Think of the cruddiest situation you’ve endured in the last decade.
Changing a stubborn tire without gloves on an expressway in a blizzard with semitrailers sloshing slush on your backside? That’s nothing.
Watching your 16-year-old son throw out boxes of baseball cards, faded jerseys, and a dozen baseball caps after he gets cut from the high school baseball team, and you just don’t know what to say or do? That’s a little harder.
How about sitting for hours on end with a friend whose daughter is dying of leukemia? That’s almost unimaginable.
Then read 1 Thessalonians, chapter 5 (NIV).
Rejoice always, pray continually, give thanks in all circumstances; for this is God’s will for you in Christ Jesus.
That passage might even seem like a cruel joke. Be joyful? Pray? Give thanks? This is God’s will?
Now apply that verse to world events. That’s when it really gets impossible. Frankly, this plan of action suggested in Paul’s writing to the church at Corinth does not correspond with anyone’s current outlook. I don’t feel much like rejoicing. Giving thanks seems a little hypocritical. Wouldn’t you agree?
In many ways, praying is hardest of all. Does God really want to hear from us when people we know and love are hurting? Even dying? We’re broken, fearful, and angry. Answers are nowhere to be found. We’re told God is in charge of overseeing this mess and if we start talking to Him, he may not like what we say. Our prayers—loud tirades or silent rage—may be filled with blame, sarcasm, and mistrust
It’s human nature to turn away from God when nasty stuff is happening. He allowed this chaos and you’re ticked off. If you start talking to him, you might say some things you’ll regret.
Well, go ahead—be ticked. God can handle it. Besides, he knows what’s going on in your heart and mind anyway. He also knows what you don’t know. We’re not home yet and on this side of eternity we will always have questions. In our crisis-filled world, we can’t begin to imagine a solution or reason for what’s going on around us. We want clarity, but it’s not ours to have. Yet.
The extent of our knowledge—now and in eternity—is explained well in 1 Corinthians 13:12 (NLT).
Now we see things imperfectly, like puzzling reflections in a mirror, but then we will see everything with perfect clarity. All that I know now is partial and incomplete, but then I will know everything completely, just as God now knows me completely.
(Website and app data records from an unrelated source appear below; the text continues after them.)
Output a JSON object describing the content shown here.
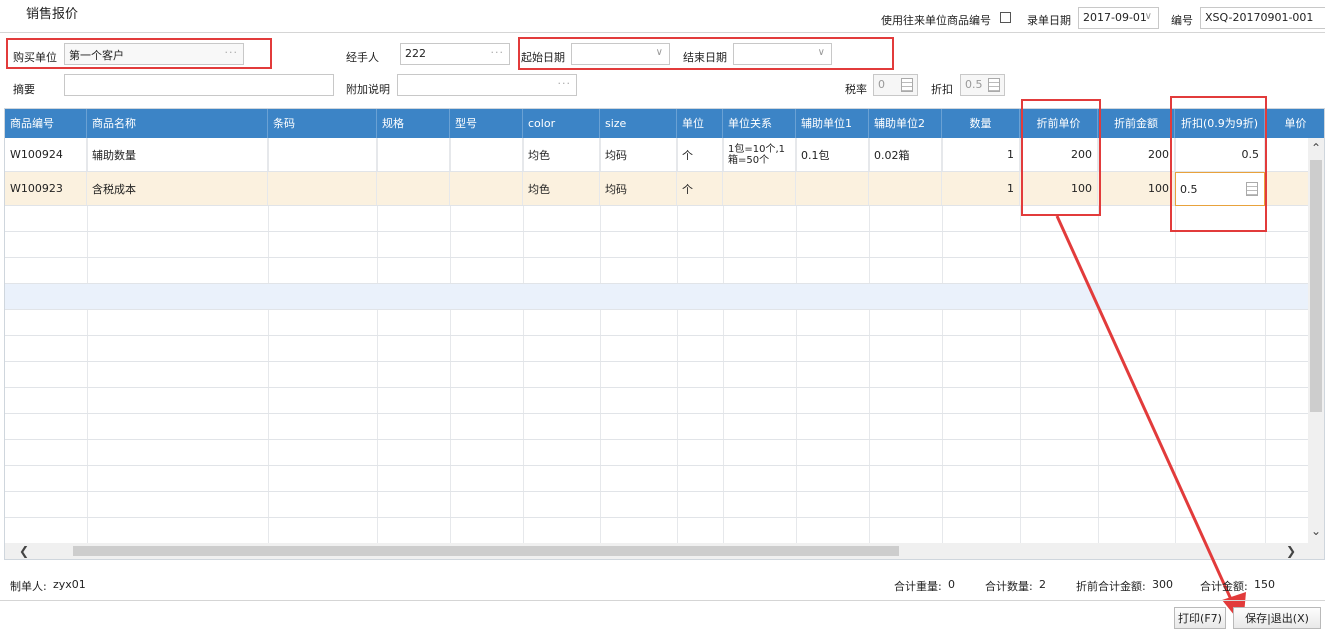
{
  "window": {
    "title": "销售报价"
  },
  "top": {
    "use_code_label": "使用往来单位商品编号",
    "record_date_label": "录单日期",
    "record_date_value": "2017-09-01",
    "number_label": "编号",
    "number_value": "XSQ-20170901-001"
  },
  "form": {
    "buyer_label": "购买单位",
    "buyer_value": "第一个客户",
    "handler_label": "经手人",
    "handler_value": "222",
    "start_date_label": "起始日期",
    "start_date_value": "",
    "end_date_label": "结束日期",
    "end_date_value": "",
    "summary_label": "摘要",
    "summary_value": "",
    "note_label": "附加说明",
    "note_value": "",
    "tax_label": "税率",
    "tax_value": "0",
    "discount_label": "折扣",
    "discount_value": "0.5"
  },
  "table": {
    "columns": [
      "商品编号",
      "商品名称",
      "条码",
      "规格",
      "型号",
      "color",
      "size",
      "单位",
      "单位关系",
      "辅助单位1",
      "辅助单位2",
      "数量",
      "折前单价",
      "折前金额",
      "折扣(0.9为9折)",
      "单价"
    ],
    "rows": [
      {
        "code": "W100924",
        "name": "辅助数量",
        "barcode": "",
        "spec": "",
        "model": "",
        "color": "均色",
        "size": "均码",
        "unit": "个",
        "relation": "1包=10个,1箱=50个",
        "aux1": "0.1包",
        "aux2": "0.02箱",
        "qty": "1",
        "price": "200",
        "amount": "200",
        "discount": "0.5"
      },
      {
        "code": "W100923",
        "name": "含税成本",
        "barcode": "",
        "spec": "",
        "model": "",
        "color": "均色",
        "size": "均码",
        "unit": "个",
        "relation": "",
        "aux1": "",
        "aux2": "",
        "qty": "1",
        "price": "100",
        "amount": "100",
        "discount": "0.5"
      }
    ]
  },
  "footer": {
    "maker_label": "制单人:",
    "maker_value": "zyx01",
    "weight_label": "合计重量:",
    "weight_value": "0",
    "qty_label": "合计数量:",
    "qty_value": "2",
    "pre_total_label": "折前合计金额:",
    "pre_total_value": "300",
    "total_label": "合计金额:",
    "total_value": "150",
    "print_button": "打印(F7)",
    "save_exit_button": "保存|退出(X)"
  },
  "colors": {
    "header_bg": "#3c84c6",
    "annotation_red": "#e23b3b",
    "selected_row": "#fbf1df"
  },
  "icons": [
    "ellipsis-icon",
    "chevron-down-icon",
    "calculator-icon",
    "scroll-up-icon",
    "scroll-down-icon",
    "scroll-left-icon",
    "scroll-right-icon"
  ]
}
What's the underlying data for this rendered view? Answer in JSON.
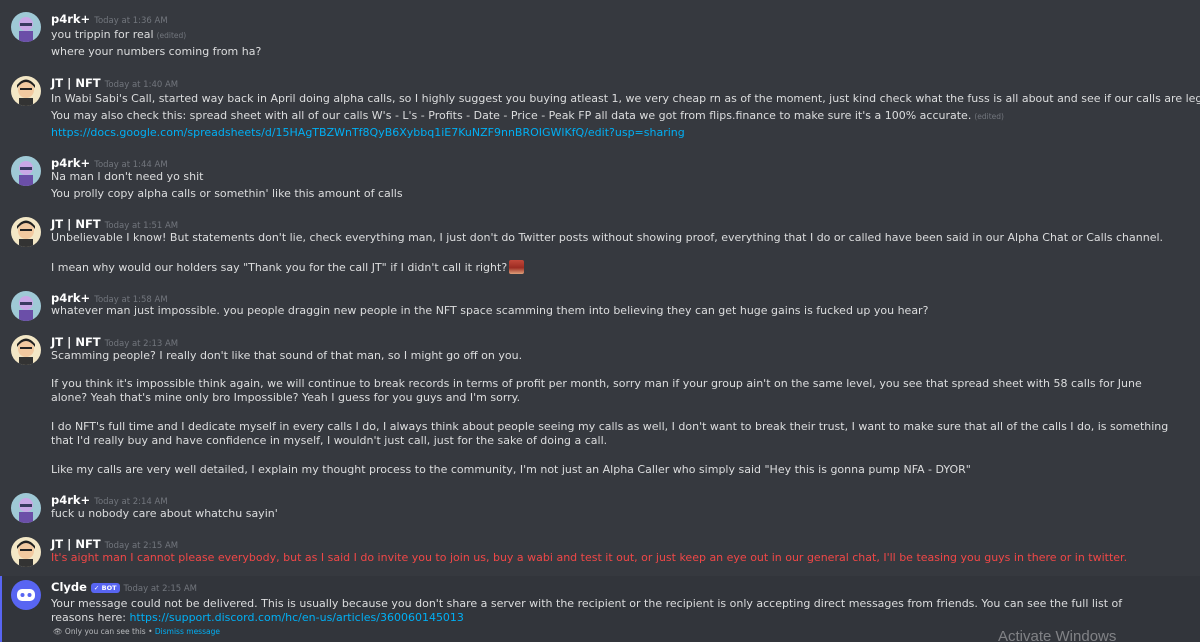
{
  "messages": [
    {
      "author": "p4rk+",
      "timestamp": "Today at 1:36 AM",
      "avatar": "p4rk-avatar",
      "lines": [
        {
          "text": "you trippin for real",
          "edited": "(edited)"
        },
        {
          "text": "where your numbers coming from ha?"
        }
      ]
    },
    {
      "author": "JT | NFT",
      "timestamp": "Today at 1:40 AM",
      "avatar": "jt-avatar",
      "lines": [
        {
          "text": "In Wabi Sabi's Call, started way back in April doing alpha calls, so I highly suggest you buying atleast 1, we very cheap rn as of the moment, just kind check what the fuss is all about and see if our calls are legit my guy."
        },
        {
          "text": "You may also check this: spread sheet with all of our calls W's - L's - Profits - Date - Price - Peak FP all data we got from flips.finance to make sure it's a 100% accurate.",
          "edited": "(edited)"
        },
        {
          "link": "https://docs.google.com/spreadsheets/d/15HAgTBZWnTf8QyB6Xybbq1iE7KuNZF9nnBROIGWlKfQ/edit?usp=sharing"
        }
      ]
    },
    {
      "author": "p4rk+",
      "timestamp": "Today at 1:44 AM",
      "avatar": "p4rk-avatar",
      "lines": [
        {
          "text": "Na man I don't need yo shit"
        },
        {
          "text": "You prolly copy alpha calls or somethin' like this amount of calls"
        }
      ]
    },
    {
      "author": "JT | NFT",
      "timestamp": "Today at 1:51 AM",
      "avatar": "jt-avatar",
      "lines": [
        {
          "text": "Unbelievable I know! But statements don't lie, check everything man, I just don't do Twitter posts without showing proof, everything that I do or called have been said in our Alpha Chat or Calls channel."
        },
        {
          "text": "I mean why would our holders say \"Thank you for the call JT\" if I didn't call it right?",
          "emoji": "face-emoji"
        }
      ]
    },
    {
      "author": "p4rk+",
      "timestamp": "Today at 1:58 AM",
      "avatar": "p4rk-avatar",
      "lines": [
        {
          "text": "whatever man just impossible. you people draggin new people in the NFT space scamming them into believing they can get huge gains is fucked up you hear?"
        }
      ]
    },
    {
      "author": "JT | NFT",
      "timestamp": "Today at 2:13 AM",
      "avatar": "jt-avatar",
      "lines": [
        {
          "text": "Scamming people? I really don't like that sound of that man, so I might go off on you."
        },
        {
          "text": "If you think it's impossible think again, we will continue to break records in terms of profit per month, sorry man if your group ain't on the same level, you see that spread sheet with 58 calls for June alone? Yeah that's mine only bro Impossible? Yeah I guess for you guys and I'm sorry."
        },
        {
          "text": "I do NFT's full time and I dedicate myself in every calls I do, I always think about people seeing my calls as well, I don't want to break their trust, I want to make sure that all of the calls I do, is something that I'd really buy and have confidence in myself, I wouldn't just call, just for the sake of doing a call."
        },
        {
          "text": "Like my calls are very well detailed, I explain my thought process to the community, I'm not just an Alpha Caller who simply said \"Hey this is gonna pump NFA - DYOR\""
        }
      ]
    },
    {
      "author": "p4rk+",
      "timestamp": "Today at 2:14 AM",
      "avatar": "p4rk-avatar",
      "lines": [
        {
          "text": "fuck u nobody care about whatchu sayin'"
        }
      ]
    },
    {
      "author": "JT | NFT",
      "timestamp": "Today at 2:15 AM",
      "avatar": "jt-avatar",
      "lines": [
        {
          "text": "It's aight man I cannot please everybody, but as I said I do invite you to join us, buy a wabi and test it out, or just keep an eye out in our general chat, I'll be teasing you guys in there or in twitter.",
          "color": "#f04747"
        }
      ]
    },
    {
      "author": "Clyde",
      "badge": "✓ BOT",
      "timestamp": "Today at 2:15 AM",
      "avatar": "clyde-avatar",
      "lines": [
        {
          "text": "Your message could not be delivered. This is usually because you don't share a server with the recipient or the recipient is only accepting direct messages from friends. You can see the full list of reasons here: ",
          "link": "https://support.discord.com/hc/en-us/articles/360060145013"
        }
      ]
    }
  ],
  "clyde_notice": {
    "text": "Only you can see this • ",
    "dismiss": "Dismiss message",
    "icon": "eye-icon"
  },
  "watermark": "Activate Windows",
  "colors": {
    "background": "#36393f",
    "link": "#00aff4",
    "error_text": "#f04747",
    "bot_badge": "#5865f2"
  }
}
Let’s face it, if we could see the future—God’s entire blueprint for eternity—it would blow our minds. That’s not what we want either. So let’s also rejoice and give thanks for those puzzling, clouded vision of the future.
Let’s also keep praying. By taking that verse from Thessalonians to heart and taking the long view, you can—you will—find yourself living in God’s will. Joy, prayer, and thanksgiving will surely follow. Guaranteed.